Exercise details: Please set down exactly the lines from the one that contains "Decode this image" through the end of the material, leaving out every picture.
+===+
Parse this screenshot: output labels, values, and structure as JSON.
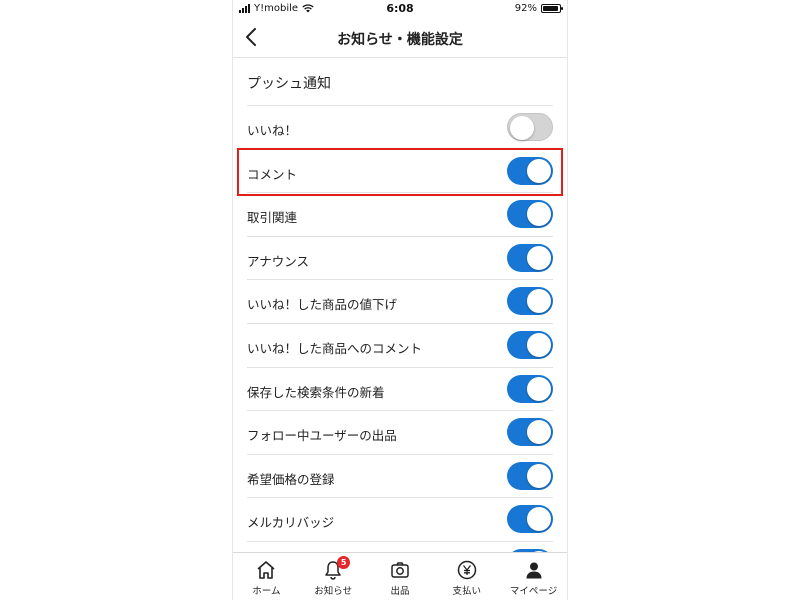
{
  "status_bar": {
    "carrier": "Y!mobile",
    "time": "6:08",
    "battery": "92%",
    "battery_level": 0.92
  },
  "nav": {
    "title": "お知らせ・機能設定",
    "back_icon": "chevron-left-icon"
  },
  "section": {
    "title": "プッシュ通知"
  },
  "settings": [
    {
      "label": "いいね！",
      "enabled": false
    },
    {
      "label": "コメント",
      "enabled": true,
      "highlighted": true
    },
    {
      "label": "取引関連",
      "enabled": true
    },
    {
      "label": "アナウンス",
      "enabled": true
    },
    {
      "label": "いいね！した商品の値下げ",
      "enabled": true
    },
    {
      "label": "いいね！した商品へのコメント",
      "enabled": true
    },
    {
      "label": "保存した検索条件の新着",
      "enabled": true
    },
    {
      "label": "フォロー中ユーザーの出品",
      "enabled": true
    },
    {
      "label": "希望価格の登録",
      "enabled": true
    },
    {
      "label": "メルカリバッジ",
      "enabled": true
    },
    {
      "label": "",
      "enabled": true
    }
  ],
  "colors": {
    "toggle_on": "#1877d4",
    "toggle_off": "#d4d4d4",
    "highlight": "#e31e16",
    "badge": "#e4272b"
  },
  "tabs": [
    {
      "label": "ホーム",
      "icon": "home-icon"
    },
    {
      "label": "お知らせ",
      "icon": "bell-icon",
      "badge": "5"
    },
    {
      "label": "出品",
      "icon": "camera-icon"
    },
    {
      "label": "支払い",
      "icon": "yen-icon"
    },
    {
      "label": "マイページ",
      "icon": "person-icon"
    }
  ]
}
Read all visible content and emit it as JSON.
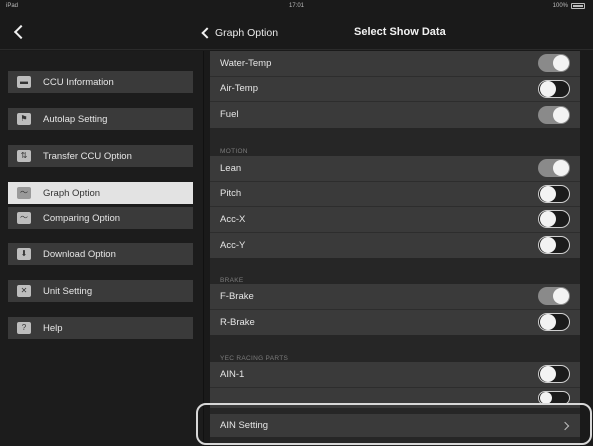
{
  "status": {
    "carrier": "iPad",
    "time": "17:01",
    "battery": "100%"
  },
  "nav": {
    "back_label": "Graph Option",
    "title": "Select Show Data"
  },
  "sidebar": {
    "items": [
      {
        "label": "CCU Information",
        "icon": "car-icon",
        "active": false
      },
      {
        "label": "Autolap Setting",
        "icon": "flag-icon",
        "active": false
      },
      {
        "label": "Transfer CCU Option",
        "icon": "transfer-icon",
        "active": false
      },
      {
        "label": "Graph Option",
        "icon": "graph-icon",
        "active": true
      },
      {
        "label": "Comparing Option",
        "icon": "compare-icon",
        "active": false
      },
      {
        "label": "Download Option",
        "icon": "download-icon",
        "active": false
      },
      {
        "label": "Unit Setting",
        "icon": "wrench-icon",
        "active": false
      },
      {
        "label": "Help",
        "icon": "help-icon",
        "active": false
      }
    ]
  },
  "groups": {
    "top": [
      {
        "label": "Water-Temp",
        "on": true
      },
      {
        "label": "Air-Temp",
        "on": false
      },
      {
        "label": "Fuel",
        "on": true
      }
    ],
    "motion": {
      "header": "MOTION",
      "rows": [
        {
          "label": "Lean",
          "on": true
        },
        {
          "label": "Pitch",
          "on": false
        },
        {
          "label": "Acc-X",
          "on": false
        },
        {
          "label": "Acc-Y",
          "on": false
        }
      ]
    },
    "brake": {
      "header": "BRAKE",
      "rows": [
        {
          "label": "F-Brake",
          "on": true
        },
        {
          "label": "R-Brake",
          "on": false
        }
      ]
    },
    "yec": {
      "header": "YEC RACING PARTS",
      "rows": [
        {
          "label": "AIN-1",
          "on": false
        }
      ]
    }
  },
  "ain_setting": {
    "label": "AIN Setting"
  }
}
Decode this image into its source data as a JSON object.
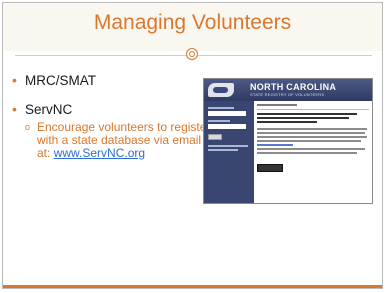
{
  "slide": {
    "title": "Managing Volunteers",
    "bullets": [
      {
        "text": "MRC/SMAT"
      },
      {
        "text": "ServNC"
      }
    ],
    "sub_bullet": {
      "text": "Encourage volunteers to register with a state database via email at: ",
      "link_text": "www.ServNC.org"
    }
  },
  "screenshot": {
    "banner_title": "NORTH CAROLINA",
    "banner_subtitle": "STATE REGISTRY OF VOLUNTEERS"
  },
  "colors": {
    "accent": "#d9782f",
    "link": "#2c6fcf",
    "banner": "#3a4672"
  }
}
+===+
Your response:
Decode this image into its source data as a JSON object.
{
  "slide": {
    "title": "Managing Volunteers",
    "bullets": [
      {
        "text": "MRC/SMAT"
      },
      {
        "text": "ServNC"
      }
    ],
    "sub_bullet": {
      "text": "Encourage volunteers to register with a state database via email at: ",
      "link_text": "www.ServNC.org"
    }
  },
  "screenshot": {
    "banner_title": "NORTH CAROLINA",
    "banner_subtitle": "STATE REGISTRY OF VOLUNTEERS"
  },
  "colors": {
    "accent": "#d9782f",
    "link": "#2c6fcf",
    "banner": "#3a4672"
  }
}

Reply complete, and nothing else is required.